Fieldset
The World’s Watching

My favorites are doing well, but I don’t know who to root for next week when Ghana plays Germany. I suppose either way I’ll have picked a winner.

My favorites are doing well, but I don’t know who to root for next week when Ghana plays Germany. I suppose either way I’ll have picked a winner. Uzbekistan isn’t even playing, but the World Cup is the topic of conversation at the beginning of the day, at lunch and as we all rush home to catch the early game. I like the World Cup; somehow it feels more global than the Olympics. And the world is watching.

The world is watching Uzbekistan now too. With our neighbor, Kyrgyzstan trying to preserve its democracy, they report that people are killed indiscriminately in the southern part of the country. Hundreds have been killed, and refugees have been pouring into Uzbekistan. I suppose it’s confusing for anyone not living here, but all of these Central Asian former Soviet countries have many ethnic groups living within their predefined borders. People normally get along. But when economies are troubled, governments undergo change, or people are angry about their immediate circumstance, often immigrants are looked at as scapegoats. It happens the world over. But things are never black and white. There are no winners and losers, or perhaps only those losing life and homes.

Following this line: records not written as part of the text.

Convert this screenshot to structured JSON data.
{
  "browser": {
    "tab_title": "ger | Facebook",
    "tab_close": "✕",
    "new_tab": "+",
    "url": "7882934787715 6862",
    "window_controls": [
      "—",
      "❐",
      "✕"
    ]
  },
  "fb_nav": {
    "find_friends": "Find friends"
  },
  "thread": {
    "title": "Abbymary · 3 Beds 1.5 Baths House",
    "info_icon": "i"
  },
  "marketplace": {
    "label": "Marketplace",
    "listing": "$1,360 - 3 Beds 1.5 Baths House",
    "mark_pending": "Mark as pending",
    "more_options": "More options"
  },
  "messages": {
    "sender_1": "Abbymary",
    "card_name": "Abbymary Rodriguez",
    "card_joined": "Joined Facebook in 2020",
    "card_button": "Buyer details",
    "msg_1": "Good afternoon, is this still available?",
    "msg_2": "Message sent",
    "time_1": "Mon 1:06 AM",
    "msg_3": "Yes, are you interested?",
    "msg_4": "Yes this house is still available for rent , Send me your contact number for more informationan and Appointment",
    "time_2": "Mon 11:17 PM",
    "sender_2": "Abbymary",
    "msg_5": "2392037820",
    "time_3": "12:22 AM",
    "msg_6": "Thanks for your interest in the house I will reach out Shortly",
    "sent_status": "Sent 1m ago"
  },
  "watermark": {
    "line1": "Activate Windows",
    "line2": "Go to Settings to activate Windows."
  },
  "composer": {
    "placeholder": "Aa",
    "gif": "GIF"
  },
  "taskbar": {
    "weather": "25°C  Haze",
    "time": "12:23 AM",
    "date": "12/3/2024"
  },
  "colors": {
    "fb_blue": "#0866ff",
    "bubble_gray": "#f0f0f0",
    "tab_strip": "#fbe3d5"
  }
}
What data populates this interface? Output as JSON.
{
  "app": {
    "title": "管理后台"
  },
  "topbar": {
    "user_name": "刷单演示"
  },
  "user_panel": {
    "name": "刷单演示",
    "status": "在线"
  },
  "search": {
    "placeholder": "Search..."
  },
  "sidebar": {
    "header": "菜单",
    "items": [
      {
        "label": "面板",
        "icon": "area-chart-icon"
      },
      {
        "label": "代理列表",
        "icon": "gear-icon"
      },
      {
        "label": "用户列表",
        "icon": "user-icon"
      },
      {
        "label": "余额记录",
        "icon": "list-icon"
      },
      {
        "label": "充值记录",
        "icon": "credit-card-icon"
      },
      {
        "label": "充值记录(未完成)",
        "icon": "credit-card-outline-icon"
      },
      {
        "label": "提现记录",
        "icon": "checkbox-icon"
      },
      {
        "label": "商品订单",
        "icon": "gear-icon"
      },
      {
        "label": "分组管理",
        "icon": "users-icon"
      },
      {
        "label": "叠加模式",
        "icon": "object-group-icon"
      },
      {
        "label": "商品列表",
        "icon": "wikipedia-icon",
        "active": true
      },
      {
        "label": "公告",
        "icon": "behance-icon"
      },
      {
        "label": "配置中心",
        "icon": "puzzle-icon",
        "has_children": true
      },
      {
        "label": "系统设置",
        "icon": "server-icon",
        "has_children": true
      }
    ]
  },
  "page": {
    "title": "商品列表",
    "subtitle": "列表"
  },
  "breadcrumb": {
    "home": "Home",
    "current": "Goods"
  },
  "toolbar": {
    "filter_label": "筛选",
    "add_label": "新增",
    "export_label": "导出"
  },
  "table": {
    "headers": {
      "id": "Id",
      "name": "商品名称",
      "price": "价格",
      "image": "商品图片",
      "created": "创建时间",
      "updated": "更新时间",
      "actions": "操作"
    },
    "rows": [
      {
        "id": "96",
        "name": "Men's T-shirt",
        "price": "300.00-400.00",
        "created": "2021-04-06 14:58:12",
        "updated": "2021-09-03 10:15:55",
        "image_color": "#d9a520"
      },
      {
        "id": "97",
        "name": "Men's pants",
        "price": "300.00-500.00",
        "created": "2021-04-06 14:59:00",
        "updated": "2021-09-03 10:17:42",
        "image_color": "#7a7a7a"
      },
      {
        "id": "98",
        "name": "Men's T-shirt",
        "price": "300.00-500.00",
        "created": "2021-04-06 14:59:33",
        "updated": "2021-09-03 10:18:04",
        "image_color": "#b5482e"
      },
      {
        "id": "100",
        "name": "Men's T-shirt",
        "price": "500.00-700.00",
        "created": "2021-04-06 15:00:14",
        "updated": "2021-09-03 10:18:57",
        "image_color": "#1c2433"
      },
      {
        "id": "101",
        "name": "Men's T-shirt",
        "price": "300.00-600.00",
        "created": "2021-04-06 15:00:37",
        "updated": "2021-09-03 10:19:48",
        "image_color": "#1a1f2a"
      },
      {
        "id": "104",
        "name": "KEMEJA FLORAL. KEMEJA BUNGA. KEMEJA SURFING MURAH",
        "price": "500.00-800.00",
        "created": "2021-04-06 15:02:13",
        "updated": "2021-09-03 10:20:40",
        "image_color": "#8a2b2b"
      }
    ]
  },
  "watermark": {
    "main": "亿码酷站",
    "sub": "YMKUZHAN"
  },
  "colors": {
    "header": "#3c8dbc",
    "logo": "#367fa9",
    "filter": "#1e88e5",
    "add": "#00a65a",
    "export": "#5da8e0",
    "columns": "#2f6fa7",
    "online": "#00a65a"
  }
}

MSF has missions in both countries, but both of these missions focus on treating patients with TB. Now we’ll both have to consider the humanitarian crisis happening between us. Meanwhile our own chronic crisis of TB continues, and I need to finish implementing a new data collection system in our expanded sites. Today I’ll finish training doctors in using new forms, then hop a plane headed for the Fergana Valley to assess the situation. I had hoped to watch football games this evening – watching winners and losers is easier to understand.